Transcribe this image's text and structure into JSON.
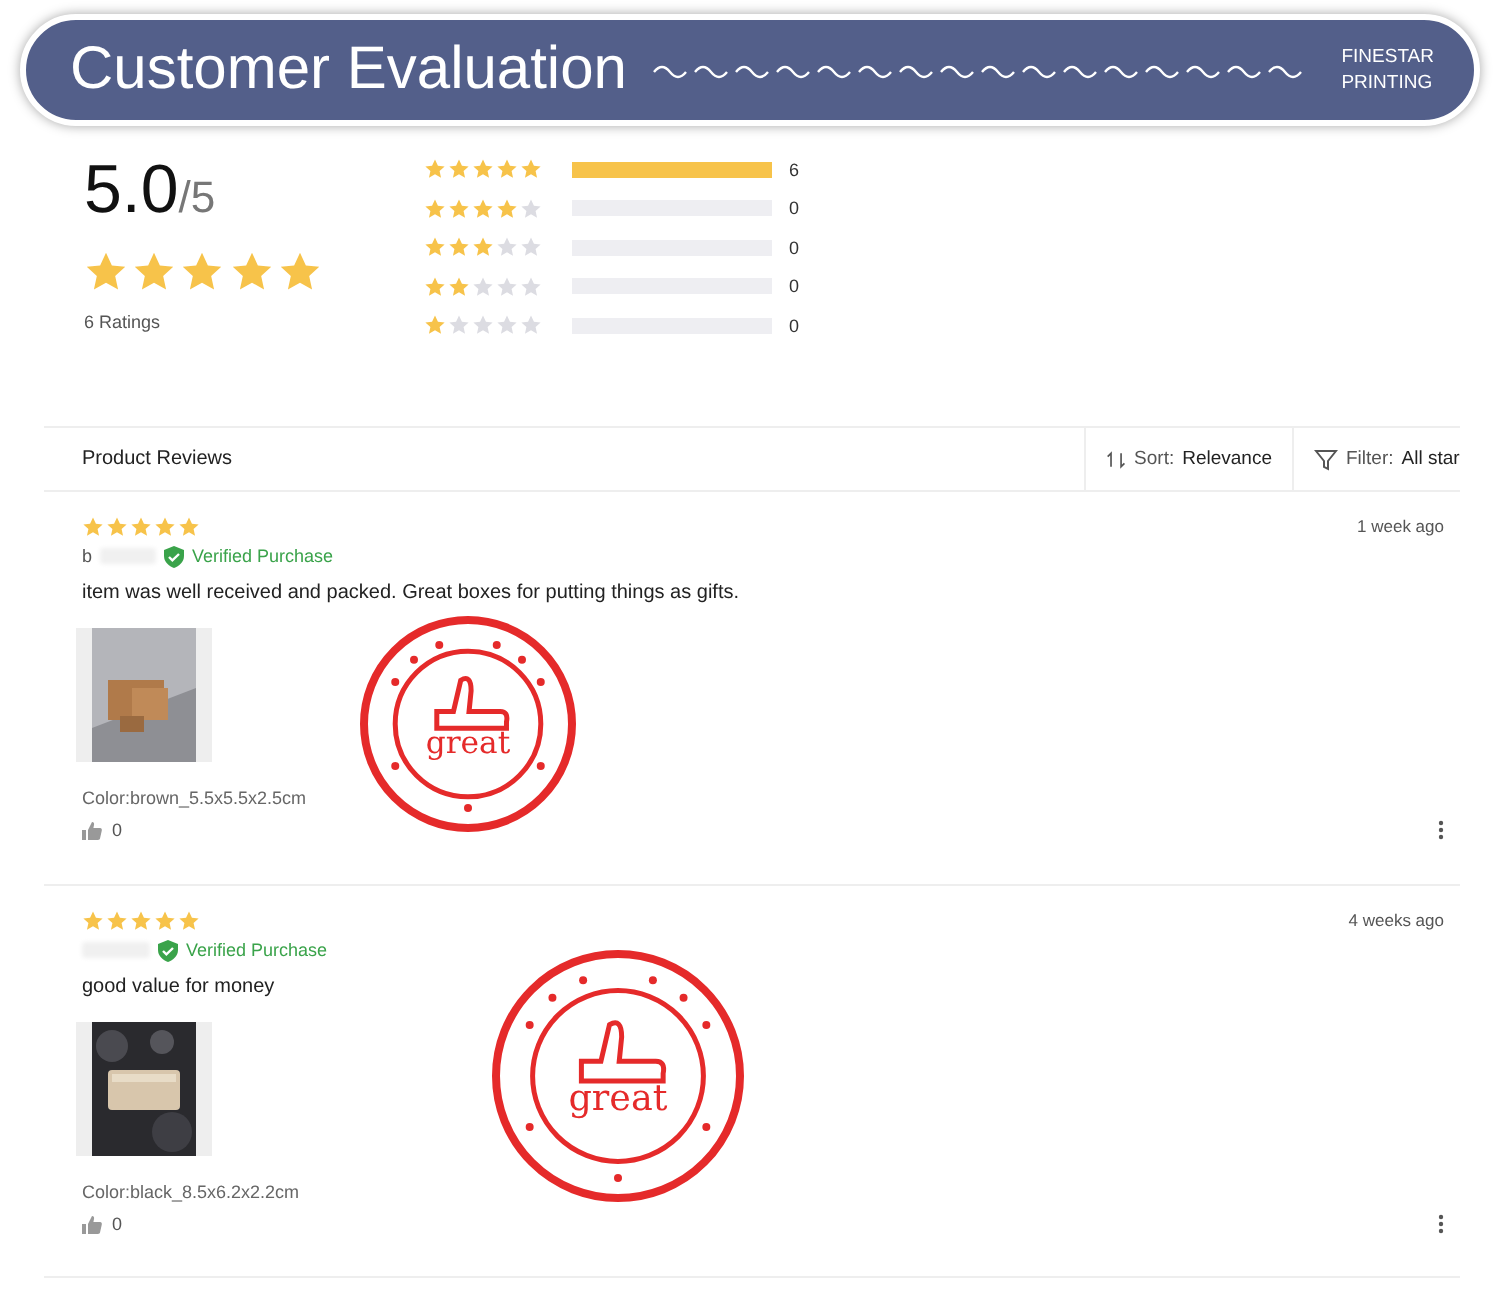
{
  "banner": {
    "title": "Customer Evaluation",
    "brand_lines": [
      "FINESTAR",
      "PRINTING"
    ]
  },
  "summary": {
    "score": "5.0",
    "out_of": "/5",
    "stars": 5,
    "ratings": "6 Ratings"
  },
  "histogram": [
    {
      "stars": 5,
      "level": 1,
      "count": "6"
    },
    {
      "stars": 4,
      "level": 0,
      "count": "0"
    },
    {
      "stars": 3,
      "level": 0,
      "count": "0"
    },
    {
      "stars": 2,
      "level": 0,
      "count": "0"
    },
    {
      "stars": 1,
      "level": 0,
      "count": "0"
    }
  ],
  "reviews_header": {
    "title": "Product Reviews",
    "sort_label": "Sort:",
    "sort_value": "Relevance",
    "filter_label": "Filter:",
    "filter_value": "All star"
  },
  "reviews": [
    {
      "stars": 5,
      "reviewer": "b",
      "verified": "Verified Purchase",
      "time": "1 week ago",
      "text": "item was well received and packed. Great boxes for putting things as gifts.",
      "variant": "Color:brown_5.5x5.5x2.5cm",
      "likes": "0",
      "stamp": "great"
    },
    {
      "stars": 5,
      "verified": "Verified Purchase",
      "time": "4 weeks ago",
      "text": "good value for money",
      "variant": "Color:black_8.5x6.2x2.2cm",
      "likes": "0",
      "stamp": "great"
    }
  ]
}
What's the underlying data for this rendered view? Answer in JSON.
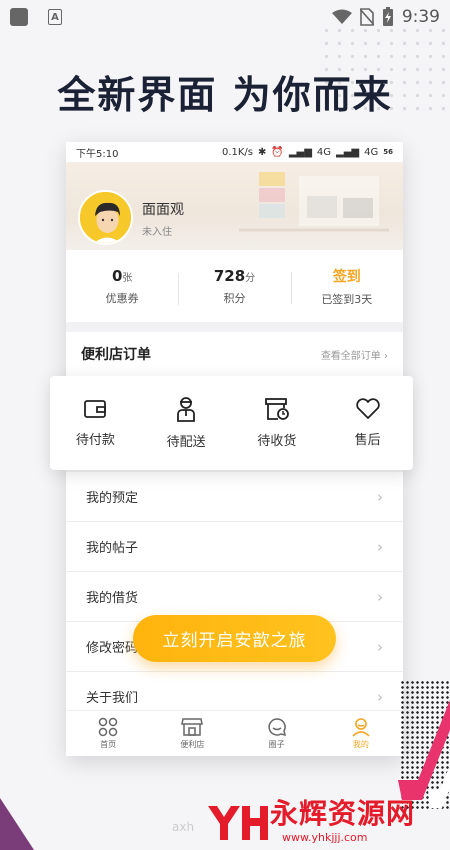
{
  "device": {
    "time": "9:39"
  },
  "headline": "全新界面 为你而来",
  "phone": {
    "status": {
      "time": "下午5:10",
      "speed": "0.1K/s",
      "net1": "4G",
      "net2": "4G",
      "battery": "56"
    },
    "profile": {
      "nickname": "面面观",
      "status": "未入住"
    },
    "stats": [
      {
        "value": "0",
        "unit": "张",
        "label": "优惠券"
      },
      {
        "value": "728",
        "unit": "分",
        "label": "积分"
      },
      {
        "value": "签到",
        "unit": "",
        "label": "已签到3天"
      }
    ],
    "orders": {
      "title": "便利店订单",
      "view_all": "查看全部订单 ›"
    },
    "menu": [
      {
        "label": "我的预定"
      },
      {
        "label": "我的帖子"
      },
      {
        "label": "我的借货"
      },
      {
        "label": "修改密码"
      },
      {
        "label": "关于我们"
      }
    ],
    "tabs": [
      {
        "label": "首页",
        "icon": "home-grid-icon"
      },
      {
        "label": "便利店",
        "icon": "store-icon"
      },
      {
        "label": "圈子",
        "icon": "chat-bubble-icon"
      },
      {
        "label": "我的",
        "icon": "user-icon"
      }
    ]
  },
  "order_card": [
    {
      "label": "待付款",
      "icon": "wallet-icon"
    },
    {
      "label": "待配送",
      "icon": "courier-icon"
    },
    {
      "label": "待收货",
      "icon": "box-clock-icon"
    },
    {
      "label": "售后",
      "icon": "heart-icon"
    }
  ],
  "cta": "立刻开启安歆之旅",
  "watermark": {
    "text": "永辉资源网",
    "url": "www.yhkjjj.com",
    "faded": "axh"
  },
  "colors": {
    "accent": "#f5a623",
    "cta": "#ffb40d",
    "headline": "#1c2235",
    "watermark": "#e31b2a"
  }
}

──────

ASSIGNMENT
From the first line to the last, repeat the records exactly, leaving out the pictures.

EXERCISE RESPONSE
Transcribe this image's text and structure into JSON.
{
  "banner": {
    "title": "Customer Evaluation",
    "brand_lines": [
      "FINESTAR",
      "PRINTING"
    ]
  },
  "summary": {
    "score": "5.0",
    "out_of": "/5",
    "stars": 5,
    "ratings": "6 Ratings"
  },
  "histogram": [
    {
      "stars": 5,
      "level": 1,
      "count": "6"
    },
    {
      "stars": 4,
      "level": 0,
      "count": "0"
    },
    {
      "stars": 3,
      "level": 0,
      "count": "0"
    },
    {
      "stars": 2,
      "level": 0,
      "count": "0"
    },
    {
      "stars": 1,
      "level": 0,
      "count": "0"
    }
  ],
  "reviews_header": {
    "title": "Product Reviews",
    "sort_label": "Sort:",
    "sort_value": "Relevance",
    "filter_label": "Filter:",
    "filter_value": "All star"
  },
  "reviews": [
    {
      "stars": 5,
      "reviewer": "b",
      "verified": "Verified Purchase",
      "time": "1 week ago",
      "text": "item was well received and packed. Great boxes for putting things as gifts.",
      "variant": "Color:brown_5.5x5.5x2.5cm",
      "likes": "0",
      "stamp": "great"
    },
    {
      "stars": 5,
      "verified": "Verified Purchase",
      "time": "4 weeks ago",
      "text": "good value for money",
      "variant": "Color:black_8.5x6.2x2.2cm",
      "likes": "0",
      "stamp": "great"
    }
  ]
}
What's the underlying data for this rendered view? Answer in JSON.
{
  "device": {
    "time": "9:39"
  },
  "headline": "全新界面 为你而来",
  "phone": {
    "status": {
      "time": "下午5:10",
      "speed": "0.1K/s",
      "net1": "4G",
      "net2": "4G",
      "battery": "56"
    },
    "profile": {
      "nickname": "面面观",
      "status": "未入住"
    },
    "stats": [
      {
        "value": "0",
        "unit": "张",
        "label": "优惠券"
      },
      {
        "value": "728",
        "unit": "分",
        "label": "积分"
      },
      {
        "value": "签到",
        "unit": "",
        "label": "已签到3天"
      }
    ],
    "orders": {
      "title": "便利店订单",
      "view_all": "查看全部订单 ›"
    },
    "menu": [
      {
        "label": "我的预定"
      },
      {
        "label": "我的帖子"
      },
      {
        "label": "我的借货"
      },
      {
        "label": "修改密码"
      },
      {
        "label": "关于我们"
      }
    ],
    "tabs": [
      {
        "label": "首页",
        "icon": "home-grid-icon"
      },
      {
        "label": "便利店",
        "icon": "store-icon"
      },
      {
        "label": "圈子",
        "icon": "chat-bubble-icon"
      },
      {
        "label": "我的",
        "icon": "user-icon"
      }
    ]
  },
  "order_card": [
    {
      "label": "待付款",
      "icon": "wallet-icon"
    },
    {
      "label": "待配送",
      "icon": "courier-icon"
    },
    {
      "label": "待收货",
      "icon": "box-clock-icon"
    },
    {
      "label": "售后",
      "icon": "heart-icon"
    }
  ],
  "cta": "立刻开启安歆之旅",
  "watermark": {
    "text": "永辉资源网",
    "url": "www.yhkjjj.com",
    "faded": "axh"
  },
  "colors": {
    "accent": "#f5a623",
    "cta": "#ffb40d",
    "headline": "#1c2235",
    "watermark": "#e31b2a"
  }
}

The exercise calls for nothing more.